It’s 1:30 Long
A Review by:
Andy Labis

Movie Stats & Links
Starring: John Simm, Shirley Henderson
MPAA Rated: Not rated.
Released By: IFC Films
Release Date: April 8, 2014
Kiddie Movie: They’d be bored.
Date Movie: If she’s an artsy film fan, like you.
Gratuitous Sex: There is some sex, but nothing gratuitious.
Gratuitous Violence: Some fighting.
Action: Nah.
Laughs: A chuckle or two.
Memorable Scene: The “Dad Get Out of Jail” party.
Memorable Quote: Nah.
Directed By: Michael Winterbottom
Cool Thing About the DVD: Nothing really.It’s got some deleted and extended stuff.

I don’t know why I generally try to give a warning for these kinds of movies, but I guess the best thing I can generally say, to kick things off, is “Everyday” is an artsy kind of film. The reason I say that is because even though I’m going to give the movie 4 stars out of 5, this definitely is not for everyone. As artsy, there are times of drawn-out scenery shots, scenes of walking/train rides/walking and general “Okay, now look out in the distance with a reflective thought in your head to convey to the viewer your pain,” as well as a lot of dialogue kinds of scenes.

That said, “Everyday” is a nice look at a family struggling through dad’s five years in prison for some drug smuggling.

In the movie we have Ian (John Simm), playing the dude. He seems like a nice enough guy who just got wrapped up in the wrong people. His kids are young, in fact his four kids are played by actual siblings, Shaun, Katrina, Stephanie, and Robert Kirk, and I think the fact they are siblings helps as for many of the scenes they don’t seem to have to “act” that much to show the camaraderie of being a family.

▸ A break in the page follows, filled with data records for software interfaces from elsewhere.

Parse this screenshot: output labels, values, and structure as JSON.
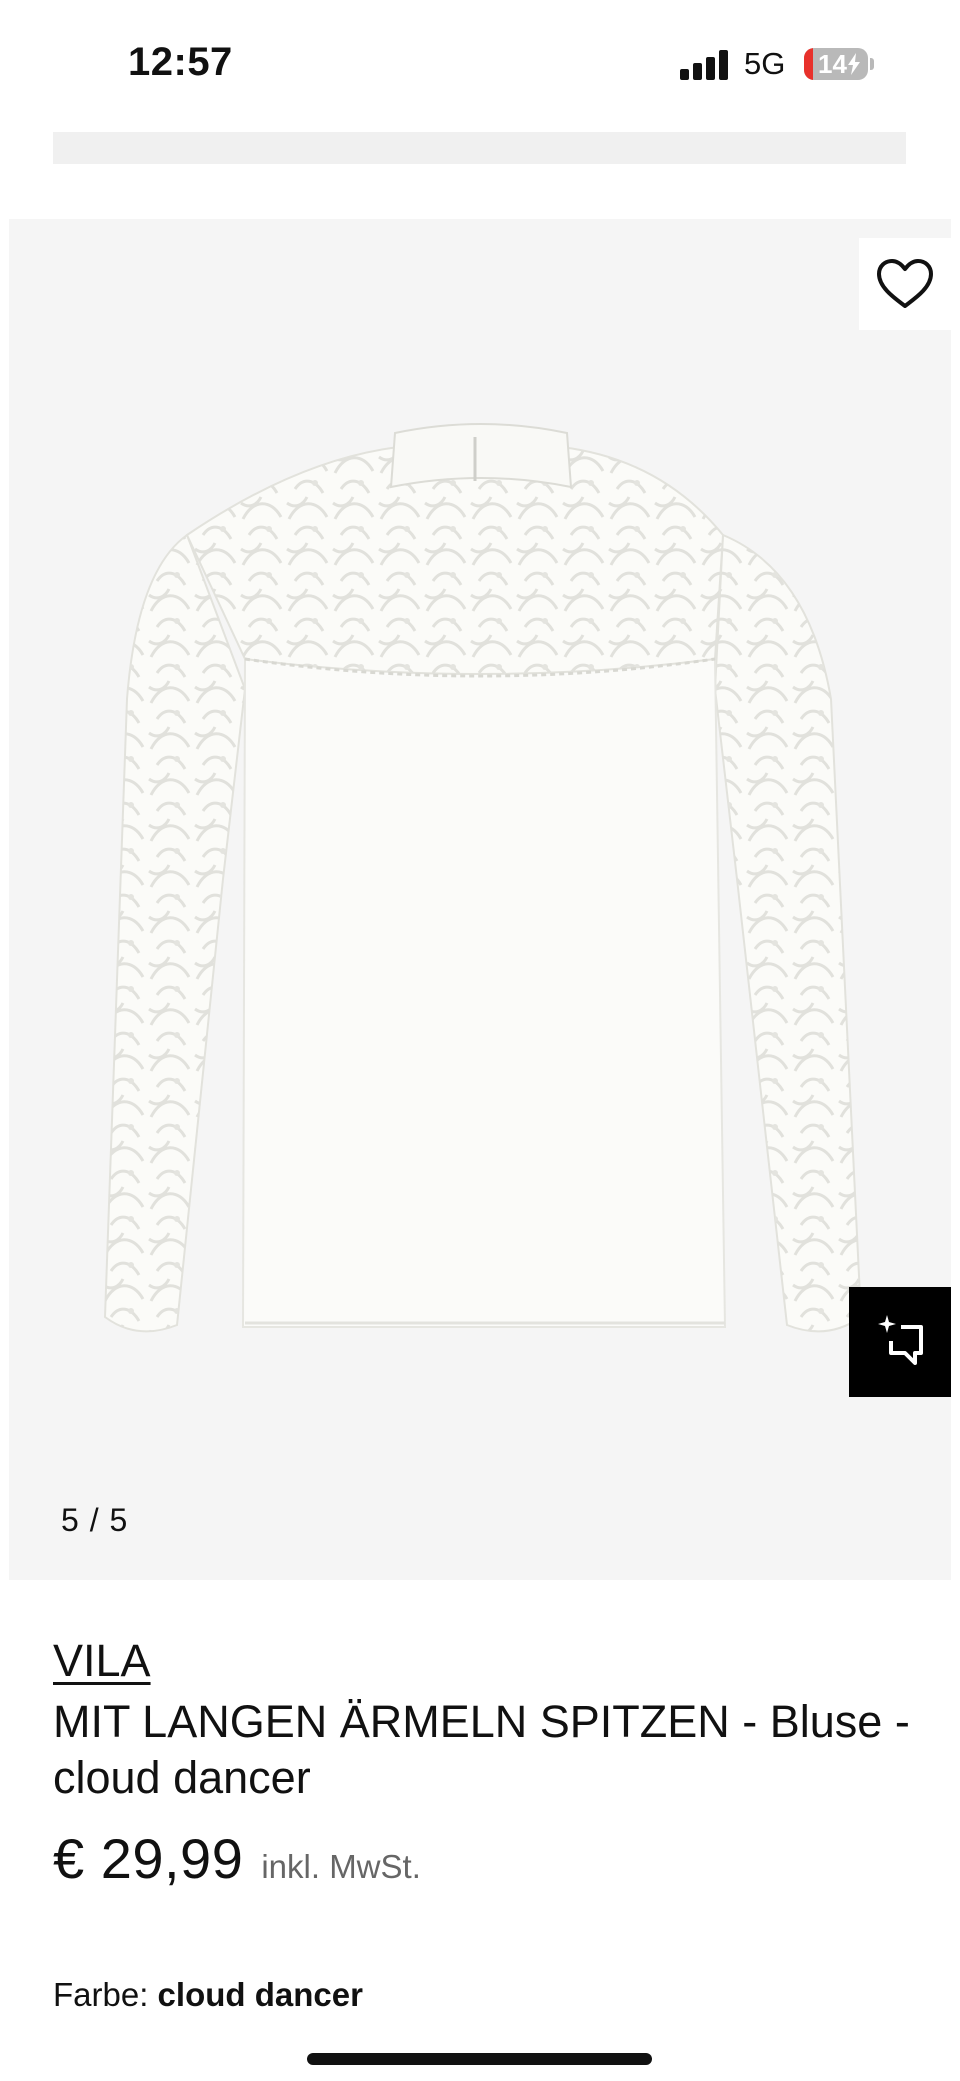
{
  "status_bar": {
    "time": "12:57",
    "network": "5G",
    "battery": "14",
    "battery_level": 0.14,
    "icons": [
      "signal-icon",
      "battery-icon",
      "charging-icon"
    ]
  },
  "gallery": {
    "counter": "5 / 5",
    "current_image": 5,
    "total_images": 5,
    "icons": [
      "heart-icon",
      "similar-items-icon"
    ]
  },
  "product": {
    "brand": "VILA",
    "name": "MIT LANGEN ÄRMELN SPITZEN - Bluse - cloud dancer",
    "price": "€ 29,99",
    "price_note": "inkl. MwSt.",
    "color_label": "Farbe:",
    "color_value": "cloud dancer"
  },
  "colors": {
    "gallery_background": "#f5f5f5",
    "accent": "#000000",
    "battery_low": "#e8312b"
  }
}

As the movie goes along, we see the family trips to see dad in the pokey, and mom (Shirley Henderson) doing her best to raise the kids and still stay in love with Ian. Yes, there is the proverbial “Is she going to cheat on her hubby” scene, and the oldest boy has a propensity for getting in trouble, and sometimes you might think it would just be easier to break away from dad, but credit to their family for sticking it out.

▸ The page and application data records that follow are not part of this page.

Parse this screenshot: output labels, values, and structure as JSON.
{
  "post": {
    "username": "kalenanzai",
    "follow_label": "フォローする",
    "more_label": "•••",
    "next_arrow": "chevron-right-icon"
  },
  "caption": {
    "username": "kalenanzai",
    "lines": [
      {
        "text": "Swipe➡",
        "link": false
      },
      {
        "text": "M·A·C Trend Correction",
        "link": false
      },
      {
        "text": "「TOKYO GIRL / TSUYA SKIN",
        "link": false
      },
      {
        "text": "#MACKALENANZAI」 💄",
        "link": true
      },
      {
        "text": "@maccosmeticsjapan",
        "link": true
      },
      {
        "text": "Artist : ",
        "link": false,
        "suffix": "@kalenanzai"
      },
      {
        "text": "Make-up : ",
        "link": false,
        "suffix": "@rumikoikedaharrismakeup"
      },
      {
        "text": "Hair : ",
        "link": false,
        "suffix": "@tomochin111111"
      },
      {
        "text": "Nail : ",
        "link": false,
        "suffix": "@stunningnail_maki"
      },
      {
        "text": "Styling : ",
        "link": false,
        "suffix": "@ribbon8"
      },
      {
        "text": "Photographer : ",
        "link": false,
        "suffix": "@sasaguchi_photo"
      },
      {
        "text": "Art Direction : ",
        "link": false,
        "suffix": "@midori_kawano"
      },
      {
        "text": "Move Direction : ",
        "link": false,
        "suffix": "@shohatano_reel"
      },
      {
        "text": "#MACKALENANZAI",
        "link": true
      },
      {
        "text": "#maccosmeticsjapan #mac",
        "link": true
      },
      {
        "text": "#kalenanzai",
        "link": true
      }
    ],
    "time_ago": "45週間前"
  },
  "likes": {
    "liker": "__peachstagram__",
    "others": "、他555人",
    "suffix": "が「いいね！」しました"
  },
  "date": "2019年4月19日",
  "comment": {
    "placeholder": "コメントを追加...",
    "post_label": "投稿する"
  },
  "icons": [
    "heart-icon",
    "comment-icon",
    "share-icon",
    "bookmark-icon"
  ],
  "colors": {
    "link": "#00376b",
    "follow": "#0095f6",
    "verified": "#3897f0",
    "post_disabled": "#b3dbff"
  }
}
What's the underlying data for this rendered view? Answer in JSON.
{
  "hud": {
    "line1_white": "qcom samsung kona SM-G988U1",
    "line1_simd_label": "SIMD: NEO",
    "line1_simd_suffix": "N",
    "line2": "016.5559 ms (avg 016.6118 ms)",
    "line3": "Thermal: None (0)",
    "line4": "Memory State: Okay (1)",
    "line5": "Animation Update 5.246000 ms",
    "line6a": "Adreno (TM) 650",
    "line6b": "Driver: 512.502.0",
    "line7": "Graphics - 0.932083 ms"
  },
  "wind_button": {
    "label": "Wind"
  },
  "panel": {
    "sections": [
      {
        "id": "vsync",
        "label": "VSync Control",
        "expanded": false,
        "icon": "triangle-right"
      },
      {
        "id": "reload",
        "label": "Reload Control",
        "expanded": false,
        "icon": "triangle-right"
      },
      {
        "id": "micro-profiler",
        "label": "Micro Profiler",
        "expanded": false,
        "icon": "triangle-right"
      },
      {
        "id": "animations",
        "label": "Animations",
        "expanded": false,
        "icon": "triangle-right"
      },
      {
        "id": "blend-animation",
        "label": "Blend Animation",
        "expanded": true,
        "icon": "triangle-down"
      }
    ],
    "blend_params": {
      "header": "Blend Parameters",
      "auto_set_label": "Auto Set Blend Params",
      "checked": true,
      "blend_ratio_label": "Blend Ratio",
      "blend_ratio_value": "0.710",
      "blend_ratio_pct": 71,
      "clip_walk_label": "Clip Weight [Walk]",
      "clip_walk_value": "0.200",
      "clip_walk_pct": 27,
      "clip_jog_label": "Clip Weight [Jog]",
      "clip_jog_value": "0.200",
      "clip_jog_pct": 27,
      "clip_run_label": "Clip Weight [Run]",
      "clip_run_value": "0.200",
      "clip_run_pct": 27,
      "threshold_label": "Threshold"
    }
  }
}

Eventually dad does get released, and they have that weird “celebration” of “Yay, my dad the criminal got out of jail,” and the family trying to get back together as a family unit, and in the end you just hope they will all be okay.

Artsy? Yes. Well-done? Yes. For everyone? No. The acting is very well done, especially John Simm in that weird role of a dad in jail, but not a bad guy. The movie itself is shot over the course of the five years, which does lend to a more realistic look at the children growing up, although, and I know probably not realistic in the film-making realm for keeping the actors on call for that amount of time, I think a ten-year look at the family might have been a little more drastic in showing the changes, especially in the children, as for the most part, I think the kids could have ended up how they did whether or not dad was in jail. That or maybe start the oldest boy at about 15, so he has to go through high school with dad in jail, rather than his younger years.

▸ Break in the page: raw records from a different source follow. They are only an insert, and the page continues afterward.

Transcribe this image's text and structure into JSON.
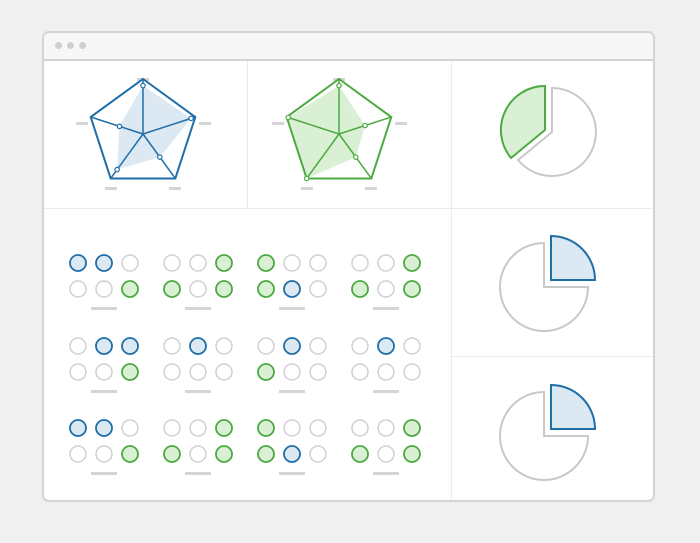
{
  "colors": {
    "blue": "#1f6ea8",
    "blue_fill": "#dce8f2",
    "green": "#4caa40",
    "green_fill": "#d9f0d5",
    "gray": "#d0d0d0",
    "gray_line": "#c9c9c9"
  },
  "window": {
    "controls": [
      "dot",
      "dot",
      "dot"
    ]
  },
  "radar_charts": [
    {
      "color": "blue",
      "values": [
        0.88,
        0.92,
        0.52,
        0.8,
        0.45
      ]
    },
    {
      "color": "green",
      "values": [
        0.88,
        0.5,
        0.52,
        1.0,
        0.97
      ]
    }
  ],
  "pie_charts": [
    {
      "color": "green",
      "fraction": 0.35,
      "highlight": "left"
    },
    {
      "color": "blue",
      "fraction": 0.25,
      "highlight": "top-right"
    },
    {
      "color": "blue",
      "fraction": 0.25,
      "highlight": "top-right"
    }
  ],
  "circle_grids": [
    [
      [
        "blue",
        "blue",
        "gray"
      ],
      [
        "gray",
        "gray",
        "green"
      ]
    ],
    [
      [
        "gray",
        "gray",
        "green"
      ],
      [
        "green",
        "gray",
        "green"
      ]
    ],
    [
      [
        "green",
        "gray",
        "gray"
      ],
      [
        "green",
        "blue",
        "gray"
      ]
    ],
    [
      [
        "gray",
        "gray",
        "green"
      ],
      [
        "green",
        "gray",
        "green"
      ]
    ],
    [
      [
        "gray",
        "blue",
        "blue"
      ],
      [
        "gray",
        "gray",
        "green"
      ]
    ],
    [
      [
        "gray",
        "blue",
        "gray"
      ],
      [
        "gray",
        "gray",
        "gray"
      ]
    ],
    [
      [
        "gray",
        "blue",
        "gray"
      ],
      [
        "green",
        "gray",
        "gray"
      ]
    ],
    [
      [
        "gray",
        "blue",
        "gray"
      ],
      [
        "gray",
        "gray",
        "gray"
      ]
    ],
    [
      [
        "blue",
        "blue",
        "gray"
      ],
      [
        "gray",
        "gray",
        "green"
      ]
    ],
    [
      [
        "gray",
        "gray",
        "green"
      ],
      [
        "green",
        "gray",
        "green"
      ]
    ],
    [
      [
        "green",
        "gray",
        "gray"
      ],
      [
        "green",
        "blue",
        "gray"
      ]
    ],
    [
      [
        "gray",
        "gray",
        "green"
      ],
      [
        "green",
        "gray",
        "green"
      ]
    ]
  ]
}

As I wrote earlier, “Everyday” get 4 stars out of 5 from me. Well-done, but artsy, so if you can appreciate that type of film, it would be a great get for an evening.

That’s it for this one! L8R!!